'Anin, Reihan, Shaked, Mon 20.9.10, Morning
Translator: Charles K.
06:00 A’anin agricultural gate
We arrive, along with the children of the Bedouin family which lives next to the checkpoint; about ten children are waiting for their ride to school in Umm Reihan, which is over at 14:00.
Few cross, only about 15 people. Silent, hurried; what can they say that hasn’t been said already? What can they ask for that they haven’t already received? We watch what’s happening at the far end of the checkpoint; people with a valid permit don’t seem to have any problem.
A soldier on guard points his weapon in our direction, toward those leaving for the seam zone.
Abbas, from the DCO, stops on his way to the Shaked checkpoint. He says that they’re beginning to issue permits for the olive harvest that begins in mid-October. He doesn’t know how many. No, it’s not too late (in any case, there aren’t many permits – there’s not much work. There’ll be enough!)
06:40 The new Barta’a checkpoint (Reihan)
Laborers who’ve been inspected wait by the roadside for their rides. Many laborers arrive and immediately enter the terminal. On their way they place their meager belongings on the table across from the inspecting window and pass through the magnemometer. No one mentions the peace talks, unlike in the past when passions ran high. “Life is just a crapshoot over which we have no control,” says M., one of drivers, “so what’s there to talk about? What will be – will be; it’s all in Allah’s hands.” In other words – you can’t be disappointed if you have no expectations. Everyone’s quiet, which is good for the Occupaiton.
Abut six cars and pickups heading toward the West Bank wait for a woman carrying a baby to be inspected.
07:00 Hermesh checkpoint
The checkpoint isn’t manned. People cross freely. We pass the fires and smoke of charcoal manufactories along the road.
07:20 Back to the new Barta’a checkpoint (Reihan)
Vehicles are now waiting at the lower checkpoint, the drivers waiting outside their vehicles in the blazing sun, seeking a little shade next to them. We waited with them for about 20 more minutes. Leah went to find out the reason for the delay. Meanwhile the gates of the inspection area burst open and about ten vehicles emerge, picking up the laborers who’ve been waiting since we arrived to bring them to work.

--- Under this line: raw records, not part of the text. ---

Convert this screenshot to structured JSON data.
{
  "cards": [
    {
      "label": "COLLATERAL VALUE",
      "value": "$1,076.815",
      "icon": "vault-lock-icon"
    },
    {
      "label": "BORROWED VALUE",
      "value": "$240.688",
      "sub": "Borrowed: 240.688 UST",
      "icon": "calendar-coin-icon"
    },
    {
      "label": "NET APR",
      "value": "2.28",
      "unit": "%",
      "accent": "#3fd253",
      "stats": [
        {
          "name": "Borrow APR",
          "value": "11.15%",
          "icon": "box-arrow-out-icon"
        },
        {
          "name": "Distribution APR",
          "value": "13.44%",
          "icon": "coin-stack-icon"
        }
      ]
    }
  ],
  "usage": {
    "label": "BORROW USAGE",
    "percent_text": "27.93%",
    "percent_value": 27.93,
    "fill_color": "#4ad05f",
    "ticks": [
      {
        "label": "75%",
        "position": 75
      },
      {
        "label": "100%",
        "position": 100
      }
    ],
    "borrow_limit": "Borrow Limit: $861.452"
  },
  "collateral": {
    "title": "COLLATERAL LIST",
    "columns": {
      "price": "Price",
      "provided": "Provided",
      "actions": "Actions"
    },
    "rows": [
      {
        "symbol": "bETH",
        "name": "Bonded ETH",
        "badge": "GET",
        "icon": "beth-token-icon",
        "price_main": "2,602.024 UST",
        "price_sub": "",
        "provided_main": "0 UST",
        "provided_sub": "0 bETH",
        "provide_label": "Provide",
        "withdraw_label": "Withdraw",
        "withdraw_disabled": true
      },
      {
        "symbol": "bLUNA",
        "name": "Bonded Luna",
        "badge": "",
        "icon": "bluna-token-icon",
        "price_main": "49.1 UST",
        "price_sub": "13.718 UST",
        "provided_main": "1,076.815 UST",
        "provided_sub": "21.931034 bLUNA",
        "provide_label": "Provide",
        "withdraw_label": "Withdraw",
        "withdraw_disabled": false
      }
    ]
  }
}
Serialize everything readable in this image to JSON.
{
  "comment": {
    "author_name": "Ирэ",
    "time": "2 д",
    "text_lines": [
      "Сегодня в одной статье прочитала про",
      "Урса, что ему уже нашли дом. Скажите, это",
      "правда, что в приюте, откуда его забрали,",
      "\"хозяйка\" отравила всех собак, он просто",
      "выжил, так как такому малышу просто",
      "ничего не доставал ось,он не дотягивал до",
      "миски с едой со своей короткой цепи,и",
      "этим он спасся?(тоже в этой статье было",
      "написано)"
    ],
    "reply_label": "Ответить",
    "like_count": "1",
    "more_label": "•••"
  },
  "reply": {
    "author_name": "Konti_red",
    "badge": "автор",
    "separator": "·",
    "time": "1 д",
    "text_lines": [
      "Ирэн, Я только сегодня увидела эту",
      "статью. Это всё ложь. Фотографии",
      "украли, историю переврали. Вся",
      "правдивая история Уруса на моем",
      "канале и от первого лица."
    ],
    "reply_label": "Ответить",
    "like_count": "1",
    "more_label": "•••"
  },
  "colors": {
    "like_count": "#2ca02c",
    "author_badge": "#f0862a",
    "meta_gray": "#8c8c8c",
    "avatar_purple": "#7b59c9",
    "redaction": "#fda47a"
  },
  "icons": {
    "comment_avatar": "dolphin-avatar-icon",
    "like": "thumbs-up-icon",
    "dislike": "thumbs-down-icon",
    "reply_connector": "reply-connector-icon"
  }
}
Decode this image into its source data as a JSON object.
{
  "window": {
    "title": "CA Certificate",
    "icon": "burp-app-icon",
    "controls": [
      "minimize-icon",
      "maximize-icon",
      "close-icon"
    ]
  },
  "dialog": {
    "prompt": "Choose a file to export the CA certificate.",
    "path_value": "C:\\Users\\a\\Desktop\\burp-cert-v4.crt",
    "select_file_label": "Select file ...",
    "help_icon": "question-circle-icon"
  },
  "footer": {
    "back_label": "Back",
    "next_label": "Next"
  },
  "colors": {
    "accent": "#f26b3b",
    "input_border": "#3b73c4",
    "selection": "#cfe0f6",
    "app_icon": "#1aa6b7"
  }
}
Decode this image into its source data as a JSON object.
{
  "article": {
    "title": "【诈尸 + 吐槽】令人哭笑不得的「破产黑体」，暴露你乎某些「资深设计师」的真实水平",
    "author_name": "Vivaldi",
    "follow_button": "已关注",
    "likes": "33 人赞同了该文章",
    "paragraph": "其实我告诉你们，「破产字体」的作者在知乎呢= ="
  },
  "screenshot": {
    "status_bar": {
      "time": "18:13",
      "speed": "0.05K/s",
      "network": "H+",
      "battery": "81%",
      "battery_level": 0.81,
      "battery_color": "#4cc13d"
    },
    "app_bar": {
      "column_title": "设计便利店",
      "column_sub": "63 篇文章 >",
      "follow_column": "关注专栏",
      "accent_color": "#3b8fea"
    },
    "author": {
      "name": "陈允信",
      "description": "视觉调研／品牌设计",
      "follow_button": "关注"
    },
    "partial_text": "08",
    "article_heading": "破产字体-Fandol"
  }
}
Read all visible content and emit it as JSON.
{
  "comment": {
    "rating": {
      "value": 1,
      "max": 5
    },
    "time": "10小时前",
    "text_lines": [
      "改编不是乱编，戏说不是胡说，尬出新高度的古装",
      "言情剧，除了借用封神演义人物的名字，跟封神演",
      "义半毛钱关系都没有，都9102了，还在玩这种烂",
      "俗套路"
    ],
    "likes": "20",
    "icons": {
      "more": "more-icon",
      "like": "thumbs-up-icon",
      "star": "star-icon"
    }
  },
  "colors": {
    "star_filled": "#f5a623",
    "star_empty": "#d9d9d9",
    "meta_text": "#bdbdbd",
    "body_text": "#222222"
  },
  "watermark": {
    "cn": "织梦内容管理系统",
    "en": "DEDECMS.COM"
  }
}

08:00 We left
On our way back, a man who doesn’t want to identify himself calls to tell us that his employer pays him NIS 15/hour instead of NIS 21, and hangs up.
We should mention the magnificent squill plants we saw everywhere, blooming on the rocky slopes, just like that, in the midst of the Occupation – a sight for sore eyes.